A strategic approach to service excellence in educational technology

Concurrent Session 8

Brief Abstract

Online education relies on technology and technology support. Poor technology experience adversely impacts student learning and sense of community, faculty satisfaction, and program reputation. Superior customer service increases business performance, and keys to sustaining this competitive advantage include a strategic approach to educational technology and empowerment-based personnel management.

Presenters

Ano helped to launch the Master of Health Care Delivery Science (MHCDS) program at Dartmouth College. This program was the world's first degree program in this new field of inquiry, and Dartmouth College's first foray into low-residency, online education. Part of the MHCDS's leadership team, Ano is responsible for all educational operations, managing a team of learning designers, educational technologists and teaching assistants who support faculty and students in all aspects of course development and delivery. Ano has a Masters of Public Health from the Geisel School of Medicine at Dartmouth, and lives in Central Vermont.

Extended Abstract

Online education and the suite of technological tools used for delivery and engagement have effectively expanded the school day into a 24-hour, 7-day-a-week endeavor.

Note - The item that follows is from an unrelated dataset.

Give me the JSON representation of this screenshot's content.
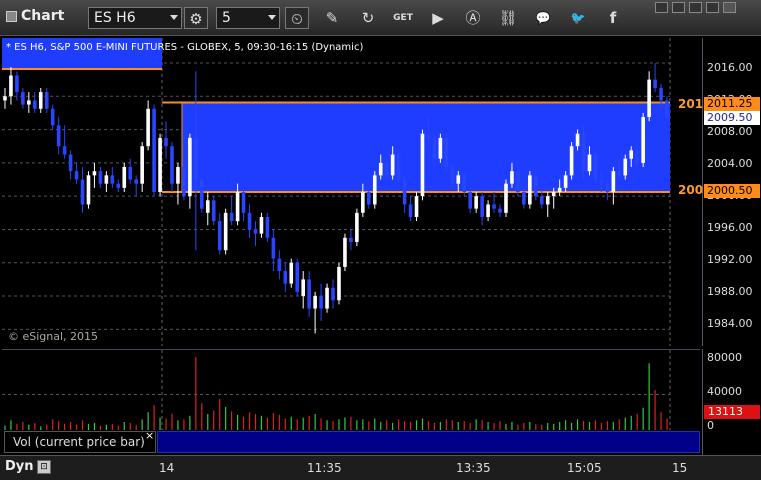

Supporting this culture of perpetual engagement, and keeping abreast of changes in technology and practices, is immensely challenging, especially within the budget conscious world of higher education.

The Master of Health Care Delivery Science Program at Dartmouth College (MHCDS) is a hybrid executive leadership program that strives to provide a premium student experience. MHCDS’s approach to educational technology selection, deployment and support centers on two tenets:

1. A strategic approach where:

  • Process, procedures, and platforms all align with program and organizational objectives, and student population.
  • Educational technology is leveraged as experiential learning in collaboration over time and distance
  • Platform selection remains sufficiently nimble to adapt to changes in the environment and changing consumer preferences
  • Consumer technology, not enterprise technology, is the pace setter for innovation

 

2. Empowerment-based personnel management recognizing that:

  • Elite team performance is distinguished by above average motivation, training, tools
  • Emphasizes team member autonomy, flexibility, and ownership of work task
  • Links everyday tasks to greater organizational objectives
  • Recognizes technology support as a frontline, not back office, function
  • Insists that Innovation is everyone’s job

Signs of success are anecdotal, but include alumni reports that “the technology was great, it never failed,” suggesting that service recovery was a sufficiently satisfactory experience that initial service failure was forgotten; and consultation requests from alumni who want to increase the level of customer support at their institutions.

This discussion will explore how the MHCDS approach is applied everyday to manage and sustain a culture of innovation and service excellence. Interactive discussion throughout will further define:

  • Biggest challenges to IT implementation and support that other programs face
  • Attributes of the ideal educational technology infrastructure.
  • Successful motivators of innovation and employee empowerment
  • Challenges to implementing this approach in other settings